### Task inputs ###
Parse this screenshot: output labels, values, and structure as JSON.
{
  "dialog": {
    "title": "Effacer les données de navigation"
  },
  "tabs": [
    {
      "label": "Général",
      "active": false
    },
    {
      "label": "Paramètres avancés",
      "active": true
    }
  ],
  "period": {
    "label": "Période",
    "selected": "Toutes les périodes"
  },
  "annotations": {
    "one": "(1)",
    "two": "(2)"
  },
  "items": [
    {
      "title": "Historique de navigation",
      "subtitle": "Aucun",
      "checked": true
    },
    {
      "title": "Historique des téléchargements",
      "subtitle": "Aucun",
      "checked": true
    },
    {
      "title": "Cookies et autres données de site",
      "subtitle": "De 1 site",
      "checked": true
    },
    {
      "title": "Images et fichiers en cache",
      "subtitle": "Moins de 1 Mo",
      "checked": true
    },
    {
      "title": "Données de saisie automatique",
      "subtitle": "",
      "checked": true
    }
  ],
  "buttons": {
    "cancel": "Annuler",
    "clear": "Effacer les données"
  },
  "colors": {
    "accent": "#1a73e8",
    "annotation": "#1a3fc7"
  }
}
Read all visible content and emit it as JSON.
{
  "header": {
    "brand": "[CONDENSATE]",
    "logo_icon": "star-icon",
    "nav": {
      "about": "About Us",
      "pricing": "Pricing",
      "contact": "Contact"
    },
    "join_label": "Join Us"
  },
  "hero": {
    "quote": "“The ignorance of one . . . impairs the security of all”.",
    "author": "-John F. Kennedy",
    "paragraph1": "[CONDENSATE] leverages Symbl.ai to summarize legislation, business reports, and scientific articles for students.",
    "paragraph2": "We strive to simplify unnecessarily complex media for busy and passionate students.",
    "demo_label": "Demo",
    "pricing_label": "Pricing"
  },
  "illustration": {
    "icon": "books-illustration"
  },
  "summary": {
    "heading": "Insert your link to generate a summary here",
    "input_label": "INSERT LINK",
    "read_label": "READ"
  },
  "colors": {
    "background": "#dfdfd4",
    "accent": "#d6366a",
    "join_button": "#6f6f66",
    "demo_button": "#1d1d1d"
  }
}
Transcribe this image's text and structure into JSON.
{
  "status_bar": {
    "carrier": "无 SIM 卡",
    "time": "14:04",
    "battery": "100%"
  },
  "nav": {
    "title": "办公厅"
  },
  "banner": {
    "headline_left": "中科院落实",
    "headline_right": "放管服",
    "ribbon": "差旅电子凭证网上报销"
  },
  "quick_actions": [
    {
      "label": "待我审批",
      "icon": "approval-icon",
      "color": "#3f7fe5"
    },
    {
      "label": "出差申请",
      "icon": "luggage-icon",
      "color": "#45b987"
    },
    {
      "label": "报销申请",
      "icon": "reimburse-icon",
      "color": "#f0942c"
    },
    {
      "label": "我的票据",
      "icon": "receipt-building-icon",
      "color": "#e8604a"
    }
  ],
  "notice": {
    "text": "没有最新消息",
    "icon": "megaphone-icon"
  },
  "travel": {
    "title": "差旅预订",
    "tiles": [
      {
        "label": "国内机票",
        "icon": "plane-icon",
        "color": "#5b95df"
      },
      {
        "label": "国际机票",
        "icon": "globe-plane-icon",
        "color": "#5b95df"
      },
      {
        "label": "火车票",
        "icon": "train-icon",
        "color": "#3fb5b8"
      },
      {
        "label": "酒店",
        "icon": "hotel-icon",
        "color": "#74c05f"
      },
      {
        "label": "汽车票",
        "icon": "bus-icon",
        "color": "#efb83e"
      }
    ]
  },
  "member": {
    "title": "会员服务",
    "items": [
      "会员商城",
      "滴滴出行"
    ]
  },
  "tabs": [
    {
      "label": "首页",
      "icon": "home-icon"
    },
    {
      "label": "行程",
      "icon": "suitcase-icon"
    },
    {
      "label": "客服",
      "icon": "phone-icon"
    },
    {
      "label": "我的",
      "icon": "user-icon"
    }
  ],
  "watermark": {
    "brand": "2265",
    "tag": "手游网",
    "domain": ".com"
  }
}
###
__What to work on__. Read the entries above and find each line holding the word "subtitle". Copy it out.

__Output below__.
      "subtitle": "Aucun",
      "subtitle": "Aucun",
      "subtitle": "De 1 site",
      "subtitle": "Moins de 1 Mo",
      "subtitle": "",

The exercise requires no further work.